| Source material |

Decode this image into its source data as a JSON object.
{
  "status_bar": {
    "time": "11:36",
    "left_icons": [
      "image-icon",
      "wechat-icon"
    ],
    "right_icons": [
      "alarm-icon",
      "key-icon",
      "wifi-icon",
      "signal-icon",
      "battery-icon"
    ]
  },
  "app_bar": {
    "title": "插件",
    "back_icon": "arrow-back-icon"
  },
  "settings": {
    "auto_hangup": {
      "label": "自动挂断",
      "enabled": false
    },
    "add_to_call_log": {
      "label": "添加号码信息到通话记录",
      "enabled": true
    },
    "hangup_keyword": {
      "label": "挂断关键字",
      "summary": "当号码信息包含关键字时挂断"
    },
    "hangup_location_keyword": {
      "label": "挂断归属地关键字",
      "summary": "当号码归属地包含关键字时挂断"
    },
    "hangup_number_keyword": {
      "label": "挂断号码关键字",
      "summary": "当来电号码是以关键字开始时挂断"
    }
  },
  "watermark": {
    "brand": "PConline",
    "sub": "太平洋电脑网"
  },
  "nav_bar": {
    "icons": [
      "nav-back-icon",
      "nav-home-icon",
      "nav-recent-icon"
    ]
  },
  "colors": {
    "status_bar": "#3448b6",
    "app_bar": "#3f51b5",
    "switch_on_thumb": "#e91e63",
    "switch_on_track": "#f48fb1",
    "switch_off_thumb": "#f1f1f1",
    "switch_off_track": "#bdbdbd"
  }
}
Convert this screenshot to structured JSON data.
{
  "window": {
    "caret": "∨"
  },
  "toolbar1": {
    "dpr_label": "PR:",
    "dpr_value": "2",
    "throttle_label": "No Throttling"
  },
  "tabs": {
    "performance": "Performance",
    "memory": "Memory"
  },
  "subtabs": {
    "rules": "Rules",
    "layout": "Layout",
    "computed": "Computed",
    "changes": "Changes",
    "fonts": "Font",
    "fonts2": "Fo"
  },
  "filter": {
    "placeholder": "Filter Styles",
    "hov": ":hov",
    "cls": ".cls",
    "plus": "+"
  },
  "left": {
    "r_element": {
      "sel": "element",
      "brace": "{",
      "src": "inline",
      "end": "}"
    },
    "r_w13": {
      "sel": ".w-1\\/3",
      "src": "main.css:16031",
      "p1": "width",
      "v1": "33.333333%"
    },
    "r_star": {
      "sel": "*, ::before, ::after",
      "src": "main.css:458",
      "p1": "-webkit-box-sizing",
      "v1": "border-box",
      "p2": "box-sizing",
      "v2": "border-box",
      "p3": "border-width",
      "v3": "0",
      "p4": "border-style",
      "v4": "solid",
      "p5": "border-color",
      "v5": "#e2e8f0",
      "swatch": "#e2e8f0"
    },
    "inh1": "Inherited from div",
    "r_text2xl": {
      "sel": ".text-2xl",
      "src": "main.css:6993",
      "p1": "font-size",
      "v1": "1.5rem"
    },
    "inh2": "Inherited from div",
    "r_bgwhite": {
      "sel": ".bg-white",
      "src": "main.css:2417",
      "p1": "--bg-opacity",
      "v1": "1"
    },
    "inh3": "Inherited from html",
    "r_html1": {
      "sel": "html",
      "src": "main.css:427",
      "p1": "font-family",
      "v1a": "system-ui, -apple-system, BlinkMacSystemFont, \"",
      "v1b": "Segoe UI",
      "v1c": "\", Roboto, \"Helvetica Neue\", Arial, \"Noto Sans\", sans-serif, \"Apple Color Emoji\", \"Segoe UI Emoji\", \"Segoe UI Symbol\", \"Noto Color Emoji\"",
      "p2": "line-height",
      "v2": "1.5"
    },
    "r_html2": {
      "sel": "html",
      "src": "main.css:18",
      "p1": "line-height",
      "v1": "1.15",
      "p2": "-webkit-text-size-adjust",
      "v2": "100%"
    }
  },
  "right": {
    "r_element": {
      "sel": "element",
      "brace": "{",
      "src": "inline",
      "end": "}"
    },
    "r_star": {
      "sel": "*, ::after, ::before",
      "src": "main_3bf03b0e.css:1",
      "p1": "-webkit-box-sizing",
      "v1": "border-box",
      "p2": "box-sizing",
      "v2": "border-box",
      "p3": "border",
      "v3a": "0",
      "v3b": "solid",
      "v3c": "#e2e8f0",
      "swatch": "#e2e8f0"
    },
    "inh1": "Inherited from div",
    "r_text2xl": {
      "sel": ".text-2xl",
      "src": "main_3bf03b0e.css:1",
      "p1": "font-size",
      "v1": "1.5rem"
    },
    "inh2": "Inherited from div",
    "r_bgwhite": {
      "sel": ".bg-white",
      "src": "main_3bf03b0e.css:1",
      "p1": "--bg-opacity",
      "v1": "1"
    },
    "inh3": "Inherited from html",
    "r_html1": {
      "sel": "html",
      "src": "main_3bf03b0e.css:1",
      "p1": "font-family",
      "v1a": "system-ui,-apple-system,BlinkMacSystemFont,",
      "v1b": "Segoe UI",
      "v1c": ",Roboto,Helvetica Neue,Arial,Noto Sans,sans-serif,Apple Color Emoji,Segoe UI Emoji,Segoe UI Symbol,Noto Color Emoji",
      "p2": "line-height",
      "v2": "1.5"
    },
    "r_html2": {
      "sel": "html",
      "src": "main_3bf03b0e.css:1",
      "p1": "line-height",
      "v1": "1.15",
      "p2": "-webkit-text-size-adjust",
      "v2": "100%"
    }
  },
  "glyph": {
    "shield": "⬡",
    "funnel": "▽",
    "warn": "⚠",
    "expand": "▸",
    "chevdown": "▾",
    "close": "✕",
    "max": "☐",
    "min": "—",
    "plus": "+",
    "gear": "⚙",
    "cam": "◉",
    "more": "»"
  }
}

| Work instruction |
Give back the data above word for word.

| Result of the task |
Decode this image into its source data as a JSON object.
{
  "status_bar": {
    "time": "11:36",
    "left_icons": [
      "image-icon",
      "wechat-icon"
    ],
    "right_icons": [
      "alarm-icon",
      "key-icon",
      "wifi-icon",
      "signal-icon",
      "battery-icon"
    ]
  },
  "app_bar": {
    "title": "插件",
    "back_icon": "arrow-back-icon"
  },
  "settings": {
    "auto_hangup": {
      "label": "自动挂断",
      "enabled": false
    },
    "add_to_call_log": {
      "label": "添加号码信息到通话记录",
      "enabled": true
    },
    "hangup_keyword": {
      "label": "挂断关键字",
      "summary": "当号码信息包含关键字时挂断"
    },
    "hangup_location_keyword": {
      "label": "挂断归属地关键字",
      "summary": "当号码归属地包含关键字时挂断"
    },
    "hangup_number_keyword": {
      "label": "挂断号码关键字",
      "summary": "当来电号码是以关键字开始时挂断"
    }
  },
  "watermark": {
    "brand": "PConline",
    "sub": "太平洋电脑网"
  },
  "nav_bar": {
    "icons": [
      "nav-back-icon",
      "nav-home-icon",
      "nav-recent-icon"
    ]
  },
  "colors": {
    "status_bar": "#3448b6",
    "app_bar": "#3f51b5",
    "switch_on_thumb": "#e91e63",
    "switch_on_track": "#f48fb1",
    "switch_off_thumb": "#f1f1f1",
    "switch_off_track": "#bdbdbd"
  }
}
Convert this screenshot to structured JSON data.
{
  "window": {
    "caret": "∨"
  },
  "toolbar1": {
    "dpr_label": "PR:",
    "dpr_value": "2",
    "throttle_label": "No Throttling"
  },
  "tabs": {
    "performance": "Performance",
    "memory": "Memory"
  },
  "subtabs": {
    "rules": "Rules",
    "layout": "Layout",
    "computed": "Computed",
    "changes": "Changes",
    "fonts": "Font",
    "fonts2": "Fo"
  },
  "filter": {
    "placeholder": "Filter Styles",
    "hov": ":hov",
    "cls": ".cls",
    "plus": "+"
  },
  "left": {
    "r_element": {
      "sel": "element",
      "brace": "{",
      "src": "inline",
      "end": "}"
    },
    "r_w13": {
      "sel": ".w-1\\/3",
      "src": "main.css:16031",
      "p1": "width",
      "v1": "33.333333%"
    },
    "r_star": {
      "sel": "*, ::before, ::after",
      "src": "main.css:458",
      "p1": "-webkit-box-sizing",
      "v1": "border-box",
      "p2": "box-sizing",
      "v2": "border-box",
      "p3": "border-width",
      "v3": "0",
      "p4": "border-style",
      "v4": "solid",
      "p5": "border-color",
      "v5": "#e2e8f0",
      "swatch": "#e2e8f0"
    },
    "inh1": "Inherited from div",
    "r_text2xl": {
      "sel": ".text-2xl",
      "src": "main.css:6993",
      "p1": "font-size",
      "v1": "1.5rem"
    },
    "inh2": "Inherited from div",
    "r_bgwhite": {
      "sel": ".bg-white",
      "src": "main.css:2417",
      "p1": "--bg-opacity",
      "v1": "1"
    },
    "inh3": "Inherited from html",
    "r_html1": {
      "sel": "html",
      "src": "main.css:427",
      "p1": "font-family",
      "v1a": "system-ui, -apple-system, BlinkMacSystemFont, \"",
      "v1b": "Segoe UI",
      "v1c": "\", Roboto, \"Helvetica Neue\", Arial, \"Noto Sans\", sans-serif, \"Apple Color Emoji\", \"Segoe UI Emoji\", \"Segoe UI Symbol\", \"Noto Color Emoji\"",
      "p2": "line-height",
      "v2": "1.5"
    },
    "r_html2": {
      "sel": "html",
      "src": "main.css:18",
      "p1": "line-height",
      "v1": "1.15",
      "p2": "-webkit-text-size-adjust",
      "v2": "100%"
    }
  },
  "right": {
    "r_element": {
      "sel": "element",
      "brace": "{",
      "src": "inline",
      "end": "}"
    },
    "r_star": {
      "sel": "*, ::after, ::before",
      "src": "main_3bf03b0e.css:1",
      "p1": "-webkit-box-sizing",
      "v1": "border-box",
      "p2": "box-sizing",
      "v2": "border-box",
      "p3": "border",
      "v3a": "0",
      "v3b": "solid",
      "v3c": "#e2e8f0",
      "swatch": "#e2e8f0"
    },
    "inh1": "Inherited from div",
    "r_text2xl": {
      "sel": ".text-2xl",
      "src": "main_3bf03b0e.css:1",
      "p1": "font-size",
      "v1": "1.5rem"
    },
    "inh2": "Inherited from div",
    "r_bgwhite": {
      "sel": ".bg-white",
      "src": "main_3bf03b0e.css:1",
      "p1": "--bg-opacity",
      "v1": "1"
    },
    "inh3": "Inherited from html",
    "r_html1": {
      "sel": "html",
      "src": "main_3bf03b0e.css:1",
      "p1": "font-family",
      "v1a": "system-ui,-apple-system,BlinkMacSystemFont,",
      "v1b": "Segoe UI",
      "v1c": ",Roboto,Helvetica Neue,Arial,Noto Sans,sans-serif,Apple Color Emoji,Segoe UI Emoji,Segoe UI Symbol,Noto Color Emoji",
      "p2": "line-height",
      "v2": "1.5"
    },
    "r_html2": {
      "sel": "html",
      "src": "main_3bf03b0e.css:1",
      "p1": "line-height",
      "v1": "1.15",
      "p2": "-webkit-text-size-adjust",
      "v2": "100%"
    }
  },
  "glyph": {
    "shield": "⬡",
    "funnel": "▽",
    "warn": "⚠",
    "expand": "▸",
    "chevdown": "▾",
    "close": "✕",
    "max": "☐",
    "min": "—",
    "plus": "+",
    "gear": "⚙",
    "cam": "◉",
    "more": "»"
  }
}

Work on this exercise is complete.